## Records for this task:
::::

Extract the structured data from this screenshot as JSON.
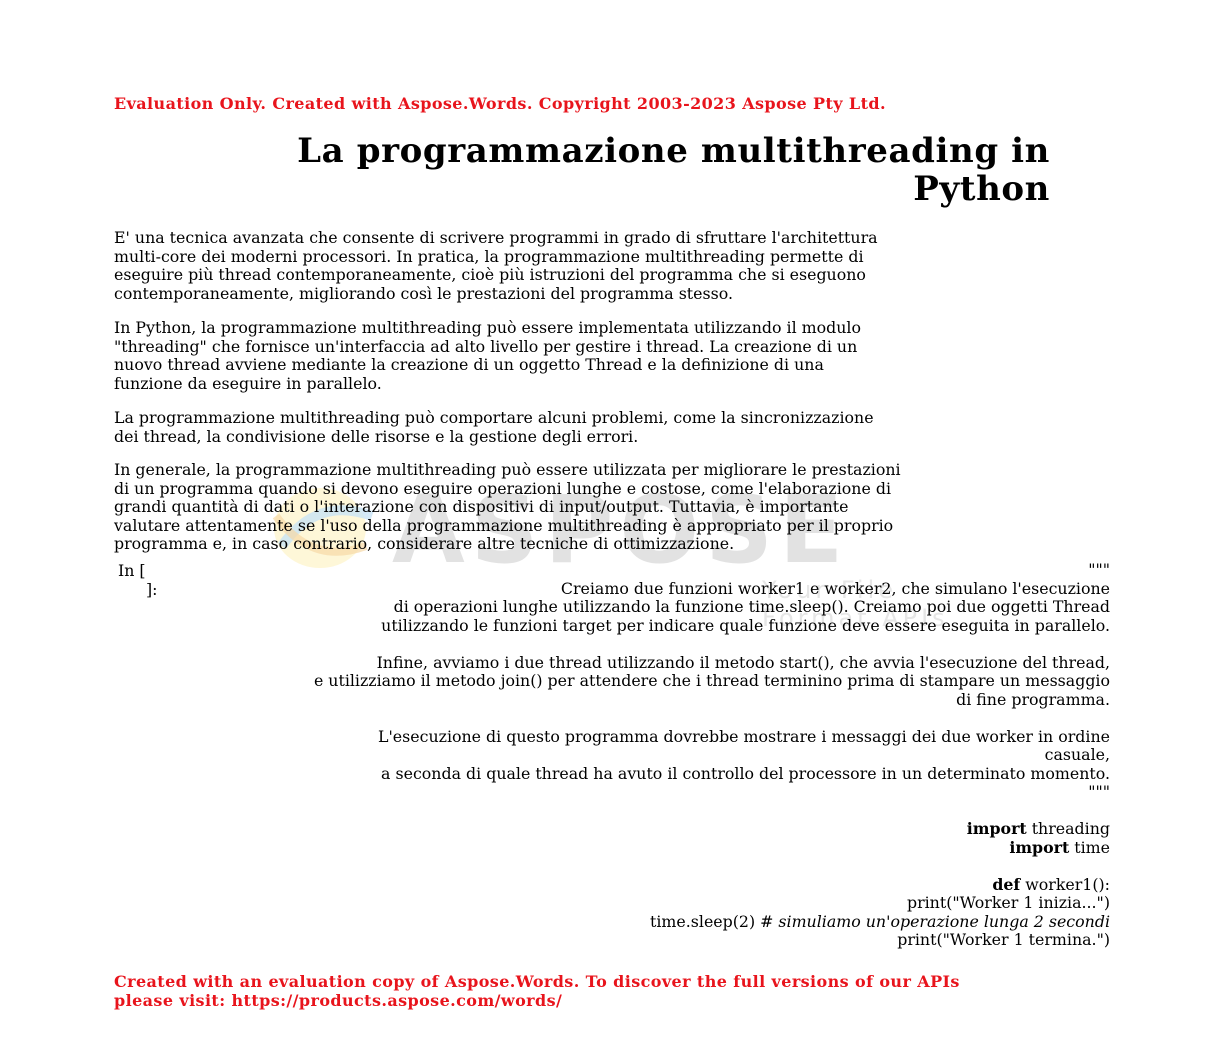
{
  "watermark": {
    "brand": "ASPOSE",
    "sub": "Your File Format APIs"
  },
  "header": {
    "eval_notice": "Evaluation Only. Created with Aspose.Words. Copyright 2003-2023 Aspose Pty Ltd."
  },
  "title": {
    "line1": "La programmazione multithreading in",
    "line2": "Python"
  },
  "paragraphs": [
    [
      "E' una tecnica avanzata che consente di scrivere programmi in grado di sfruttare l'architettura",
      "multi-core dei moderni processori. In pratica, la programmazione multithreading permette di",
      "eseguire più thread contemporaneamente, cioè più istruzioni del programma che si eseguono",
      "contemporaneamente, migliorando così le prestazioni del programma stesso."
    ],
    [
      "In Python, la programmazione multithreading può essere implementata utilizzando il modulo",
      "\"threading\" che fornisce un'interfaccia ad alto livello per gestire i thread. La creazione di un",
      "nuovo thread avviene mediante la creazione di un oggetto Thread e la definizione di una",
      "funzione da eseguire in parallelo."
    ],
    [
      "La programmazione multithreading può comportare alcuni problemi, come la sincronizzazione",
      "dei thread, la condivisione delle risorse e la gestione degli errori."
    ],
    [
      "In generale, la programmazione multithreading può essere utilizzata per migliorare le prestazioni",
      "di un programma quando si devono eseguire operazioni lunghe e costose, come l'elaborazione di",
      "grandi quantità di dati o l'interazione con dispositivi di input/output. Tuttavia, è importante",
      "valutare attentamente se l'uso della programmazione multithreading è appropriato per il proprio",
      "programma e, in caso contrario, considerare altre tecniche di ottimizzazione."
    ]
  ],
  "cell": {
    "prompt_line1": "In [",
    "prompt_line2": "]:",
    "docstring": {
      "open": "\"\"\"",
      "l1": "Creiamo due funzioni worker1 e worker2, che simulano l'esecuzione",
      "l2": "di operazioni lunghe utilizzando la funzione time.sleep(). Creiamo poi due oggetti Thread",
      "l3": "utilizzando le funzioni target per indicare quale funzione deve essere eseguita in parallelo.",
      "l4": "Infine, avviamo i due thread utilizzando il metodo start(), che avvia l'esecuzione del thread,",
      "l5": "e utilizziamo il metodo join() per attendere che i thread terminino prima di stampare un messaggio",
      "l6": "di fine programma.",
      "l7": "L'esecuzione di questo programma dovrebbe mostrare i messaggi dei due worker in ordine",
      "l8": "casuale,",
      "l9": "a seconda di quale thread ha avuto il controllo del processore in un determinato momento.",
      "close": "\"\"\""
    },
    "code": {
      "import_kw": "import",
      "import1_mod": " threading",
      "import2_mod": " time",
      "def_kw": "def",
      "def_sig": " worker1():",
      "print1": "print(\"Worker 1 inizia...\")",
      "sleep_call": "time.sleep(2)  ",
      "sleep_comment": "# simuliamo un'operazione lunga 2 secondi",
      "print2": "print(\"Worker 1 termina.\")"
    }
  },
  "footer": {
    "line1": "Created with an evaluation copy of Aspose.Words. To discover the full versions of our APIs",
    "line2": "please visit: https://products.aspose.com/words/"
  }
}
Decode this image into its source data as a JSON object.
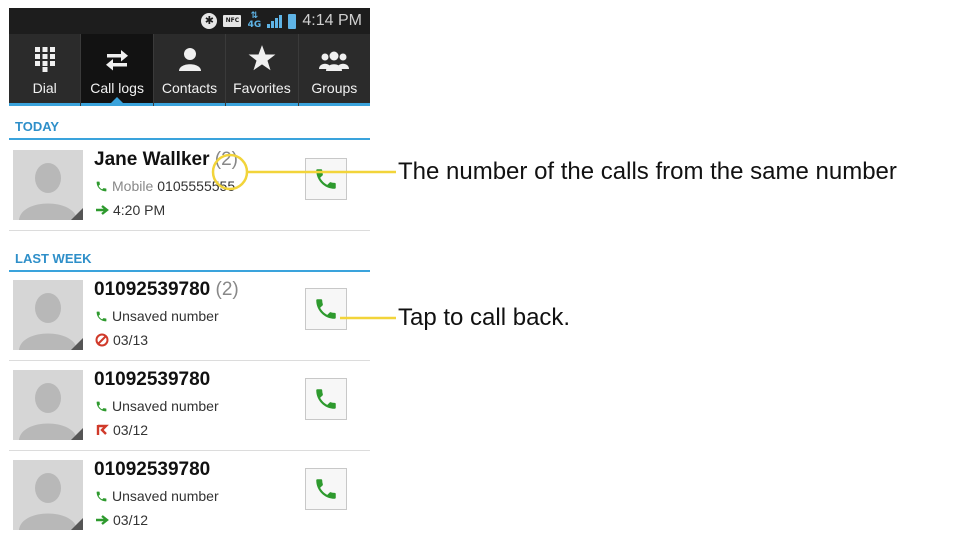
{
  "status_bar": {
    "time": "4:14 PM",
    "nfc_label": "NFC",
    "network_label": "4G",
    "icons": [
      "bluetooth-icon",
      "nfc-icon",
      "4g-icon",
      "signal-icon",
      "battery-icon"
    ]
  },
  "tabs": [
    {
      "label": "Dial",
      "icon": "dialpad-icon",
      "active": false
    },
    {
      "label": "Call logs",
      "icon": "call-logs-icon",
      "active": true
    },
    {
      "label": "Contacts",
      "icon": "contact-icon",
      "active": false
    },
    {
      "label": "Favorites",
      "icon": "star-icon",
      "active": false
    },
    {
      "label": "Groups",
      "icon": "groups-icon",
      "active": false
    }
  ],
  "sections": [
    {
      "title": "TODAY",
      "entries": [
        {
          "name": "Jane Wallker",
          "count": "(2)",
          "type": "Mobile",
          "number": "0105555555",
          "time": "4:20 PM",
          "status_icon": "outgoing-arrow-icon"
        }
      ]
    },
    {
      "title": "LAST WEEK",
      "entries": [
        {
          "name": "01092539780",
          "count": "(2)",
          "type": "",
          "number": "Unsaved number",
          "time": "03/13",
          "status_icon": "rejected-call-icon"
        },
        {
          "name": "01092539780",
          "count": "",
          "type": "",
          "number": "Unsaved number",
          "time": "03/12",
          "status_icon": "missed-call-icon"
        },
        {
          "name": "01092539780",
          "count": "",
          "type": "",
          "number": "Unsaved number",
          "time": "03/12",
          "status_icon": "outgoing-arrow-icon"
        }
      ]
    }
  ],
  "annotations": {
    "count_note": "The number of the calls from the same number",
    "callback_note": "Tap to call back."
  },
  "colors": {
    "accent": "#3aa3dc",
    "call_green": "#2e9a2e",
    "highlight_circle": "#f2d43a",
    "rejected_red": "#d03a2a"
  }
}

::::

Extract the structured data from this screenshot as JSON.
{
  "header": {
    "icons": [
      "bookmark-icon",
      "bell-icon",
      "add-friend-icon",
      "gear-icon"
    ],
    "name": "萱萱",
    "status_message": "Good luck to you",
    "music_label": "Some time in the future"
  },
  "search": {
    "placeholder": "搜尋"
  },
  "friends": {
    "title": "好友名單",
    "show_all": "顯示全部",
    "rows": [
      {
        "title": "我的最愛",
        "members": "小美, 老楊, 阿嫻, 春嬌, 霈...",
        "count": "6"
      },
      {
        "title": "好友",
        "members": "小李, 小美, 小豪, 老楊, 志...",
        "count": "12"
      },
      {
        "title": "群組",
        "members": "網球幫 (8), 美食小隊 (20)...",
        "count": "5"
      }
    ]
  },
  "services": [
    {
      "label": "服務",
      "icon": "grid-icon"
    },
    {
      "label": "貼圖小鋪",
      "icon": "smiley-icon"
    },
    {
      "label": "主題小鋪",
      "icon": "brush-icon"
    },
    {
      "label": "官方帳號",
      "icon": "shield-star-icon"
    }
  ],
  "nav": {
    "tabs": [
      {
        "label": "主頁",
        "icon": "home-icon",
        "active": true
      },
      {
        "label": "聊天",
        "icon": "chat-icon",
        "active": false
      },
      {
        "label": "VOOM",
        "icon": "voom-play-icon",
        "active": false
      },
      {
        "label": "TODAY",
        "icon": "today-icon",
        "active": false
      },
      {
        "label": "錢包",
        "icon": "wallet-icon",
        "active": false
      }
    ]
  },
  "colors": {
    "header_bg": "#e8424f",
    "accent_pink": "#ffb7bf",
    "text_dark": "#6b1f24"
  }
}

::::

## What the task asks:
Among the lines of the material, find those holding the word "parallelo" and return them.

## Task response:
      "funzione da eseguire in parallelo."
      "l3": "utilizzando le funzioni target per indicare quale funzione deve essere eseguita in parallelo.",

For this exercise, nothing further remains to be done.